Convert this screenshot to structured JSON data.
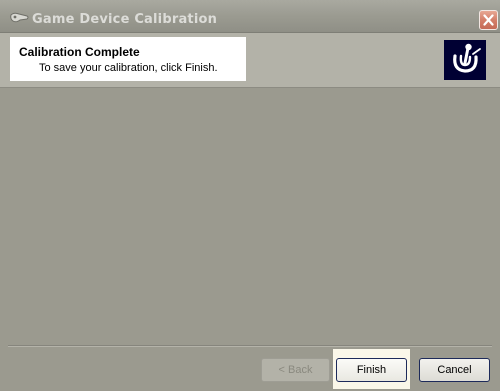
{
  "window": {
    "title": "Game Device Calibration",
    "app_icon": "game-controller-icon",
    "close_icon": "close-icon"
  },
  "header": {
    "title": "Calibration Complete",
    "subtitle": "To save your calibration, click Finish.",
    "logo_icon": "joystick-logo-icon"
  },
  "buttons": {
    "back_label": "< Back",
    "back_enabled": false,
    "finish_label": "Finish",
    "cancel_label": "Cancel"
  },
  "colors": {
    "body_background": "#9b9a8f",
    "close_button": "#d47f6a",
    "logo_background": "#000033",
    "finish_highlight": "#faf7e9"
  }
}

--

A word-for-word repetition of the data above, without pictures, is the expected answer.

Convert this screenshot to structured JSON data.
{
  "window": {
    "title": "Game Device Calibration",
    "app_icon": "game-controller-icon",
    "close_icon": "close-icon"
  },
  "header": {
    "title": "Calibration Complete",
    "subtitle": "To save your calibration, click Finish.",
    "logo_icon": "joystick-logo-icon"
  },
  "buttons": {
    "back_label": "< Back",
    "back_enabled": false,
    "finish_label": "Finish",
    "cancel_label": "Cancel"
  },
  "colors": {
    "body_background": "#9b9a8f",
    "close_button": "#d47f6a",
    "logo_background": "#000033",
    "finish_highlight": "#faf7e9"
  }
}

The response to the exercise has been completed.